Dear Dr Bob, 9 weeks ago I had unprotected oral and vaginal sex with a girl (that I haven't known for too long) of unknown status. Stupid I know, but here in Australia, HIV is not as big of an issue as compared to the USA, and I am confident I always "pull out in time". 4 weeks after the episode I have had non stop itch/rashes all over my body that is still ongoing to this day, rash appears to be raised skin and level of itchiness varies (btw I have no known allergies). Along with the itches, I've had a loss of appetite, the runs, minor muscle/joint pains, 2 mouth ulcers in a span of 1 week, fatigue/malaise, and fevers that are on and off. 6 weeks: have an enlarged lymph node on neck (painless) but did not feel sick at all. - Even had a normal temperature. 7 weeks: Muscle pains have now become more noticeable and the issue is ongoing up till this day. Loss of appetite and runs seems to have disappeared. 8 weeks: Lymph node has disappeared, but muscle pains and itches continue.
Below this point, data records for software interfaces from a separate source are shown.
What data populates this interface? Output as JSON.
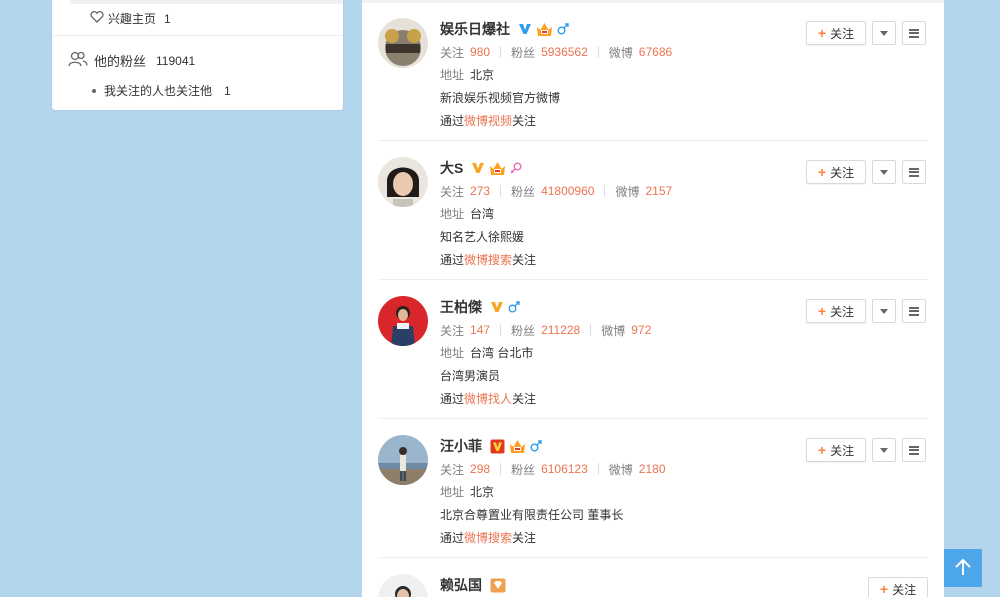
{
  "left_panel": {
    "interest_label": "兴趣主页",
    "interest_count": "1",
    "fans_label": "他的粉丝",
    "fans_count": "119041",
    "mutual_label": "我关注的人也关注他",
    "mutual_count": "1"
  },
  "labels": {
    "following": "关注",
    "fans": "粉丝",
    "weibo": "微博",
    "address": "地址",
    "via": "通过",
    "follow_suffix": "关注",
    "follow_button": "关注"
  },
  "users": [
    {
      "name": "娱乐日爆社",
      "verify": "blue-v",
      "badges": [
        "vip-crown-icon",
        "male-icon"
      ],
      "following": "980",
      "fans": "5936562",
      "weibo": "67686",
      "address": "北京",
      "description": "新浪娱乐视频官方微博",
      "via_source": "微博视频",
      "avatar_color": "#8a7f6e"
    },
    {
      "name": "大S",
      "verify": "yellow-v",
      "badges": [
        "vip-crown-icon",
        "female-icon"
      ],
      "following": "273",
      "fans": "41800960",
      "weibo": "2157",
      "address": "台湾",
      "description": "知名艺人徐熙媛",
      "via_source": "微博搜索",
      "avatar_color": "#c7c2ba"
    },
    {
      "name": "王柏傑",
      "verify": "yellow-v",
      "badges": [
        "male-icon"
      ],
      "following": "147",
      "fans": "211228",
      "weibo": "972",
      "address": "台湾 台北市",
      "description": "台湾男演员",
      "via_source": "微博找人",
      "avatar_color": "#d9262a"
    },
    {
      "name": "汪小菲",
      "verify": "red-v",
      "badges": [
        "vip-crown-icon",
        "male-icon"
      ],
      "following": "298",
      "fans": "6106123",
      "weibo": "2180",
      "address": "北京",
      "description": "北京合尊置业有限责任公司 董事长",
      "via_source": "微博搜索",
      "avatar_color": "#6f8aa3"
    },
    {
      "name": "赖弘国",
      "verify": "",
      "badges": [
        "gem-icon"
      ],
      "avatar_color": "#d0d6dc"
    }
  ],
  "colors": {
    "background": "#b3d6ee",
    "accent": "#eb7350",
    "plus": "#ff8140",
    "back_to_top": "#4da6e8"
  }
}
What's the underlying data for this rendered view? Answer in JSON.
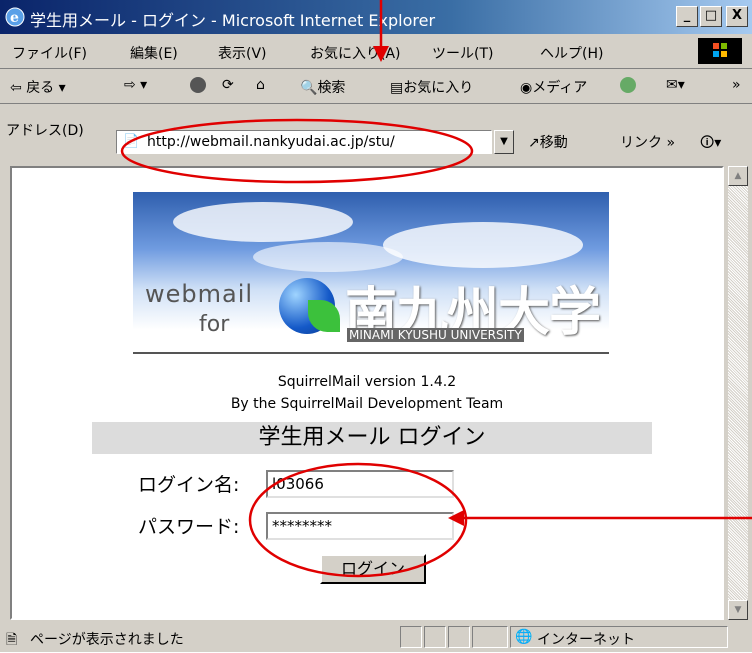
{
  "window": {
    "title": "学生用メール - ログイン - Microsoft Internet Explorer",
    "controls": {
      "minimize": "_",
      "maximize": "□",
      "close": "X"
    }
  },
  "menu": [
    "ファイル(F)",
    "編集(E)",
    "表示(V)",
    "お気に入り(A)",
    "ツール(T)",
    "ヘルプ(H)"
  ],
  "toolbar": {
    "back": "戻る",
    "search": "検索",
    "favorites": "お気に入り",
    "media": "メディア",
    "more": "»"
  },
  "address": {
    "label": "アドレス(D)",
    "url": "http://webmail.nankyudai.ac.jp/stu/",
    "go": "移動",
    "links": "リンク »"
  },
  "page": {
    "banner": {
      "webmail": "webmail",
      "for": "for",
      "university_jp": "南九州大学",
      "university_en": "MINAMI KYUSHU UNIVERSITY"
    },
    "version": "SquirrelMail version 1.4.2",
    "team": "By the SquirrelMail Development Team",
    "heading": "学生用メール ログイン",
    "login_label": "ログイン名:",
    "login_value": "l03066",
    "password_label": "パスワード:",
    "password_value": "********",
    "submit": "ログイン"
  },
  "status": {
    "message": "ページが表示されました",
    "zone": "インターネット"
  },
  "annotations": {
    "color": "#e00000"
  }
}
I have read from several sources that the risk of transmission is fairly low even without protection, but transmission rate is significantly higher if the person is recently infected. I do remember she was constantly sick when i first met her.
- I did take an antibody test 4.5 weeks after the episode and it came out negative. I have sourced from somewhere that 85-90% of patients will have tested positive at this point, is that correct?
- I have heard HIV can be highly infective at its early stages, assuming this girl was in the early stages of infection, what is the probability of transmitting it to me? I assume really high.
- The muscle joint pains: the nature of the muscle pains is abnormal, e.g. I will experience pain on my left knee and struggle to walk straight then 5 minutes later the pain will have disappeared and my right bicep is now aching. This has been ongoing non-stop for the past 1.5 weeks and has been occuring in every possible muscle in my body. Is this a usual symptom for HIV infection? As for someone that is positive, is this something that you personally experience(d)? (if you do not mind me asking)
I have consulted with a GP and he could not explain the muscle ache, as he is fairly adamant that I am Negative. He took a standard blood test of me (sugar, blood pressure etc) and the results were normal. The only concern was my liver but he says that is not related to the muscle/joint pains.
I am not the type of person that gets paranoid or anxious, but the muscle pains really are convincing me I am positive and I feel my body has weakened over the past few weeks due to a large scale virus in me. Every symptom I've experienced I have given the benefit of the doubt and attribute it to other causes, the nature of the muscle pains has convinced me otherwise, its just unexplainable. I will get tested at 3 months, which is 3-4 weeks away, but it seems like an eternity right now.
PS. I will be donating to your foundation and would also like to say that you are just AWESOME, keep doing what you do Doc! the world needs more people like you.
The 85%-90% statistic is difficult to prove, statistically speaking, but it's certainly well accepted that the vast majority of HIV-positive folks will have detectable levels of anti-HIV antibody in the blood within four-six weeks following primary infection.
It is true that in the early stages of HIV primary infection HIV viral load often skyrockets. High HIV plasma viral loads are associated with increased risk for HIV transmission. There are no estimated statistics on exact probability, because far too many variables come into play (viral strain, viral load, concurrent infection, immune integrity of the host, genetics, etc.). To assume your risk is "really high," however, would not be accurate. Your overall risk remains relatively low.
The migratory muscle and joint pains you describe are not commonly seen in HIV acute retroviral syndrome (ARS) or HIV disease. (No, I did not experience anything like that during my ARS and no, I certainly don't mind you asking.) If your general medical doctor can't figure out what's going on, ask for a referral to a specialist for a more complete evaluation.
At this point, Aussie-Guy, your overall HIV-acquisition risk remains low, but not completely nonexistent. Your negative 4.5-week HIV-antibody test is encouraging, but not definitive. Your plan to get a definitive HIV test at the three-month mark is right on target. Excessive worry between now and then is not warranted.
One thing I should point out is that "pulling out in time" is not an effective HIV-prevention strategy. Entering the Bermuda Triangle of love without your wetsuit on puts you at risk for STDs, including HIV, whether you pull out or plunge onward to greater depths!
Thanks for your generous donation to the Robert James Frascino AIDS Foundation (www.concertedeffort.org). It's warmly appreciated. In return I'm sending you my good-luck/good-health karma that your definitive three-month HIV test remains negative, OK?
"G'day mate; she'll be apples."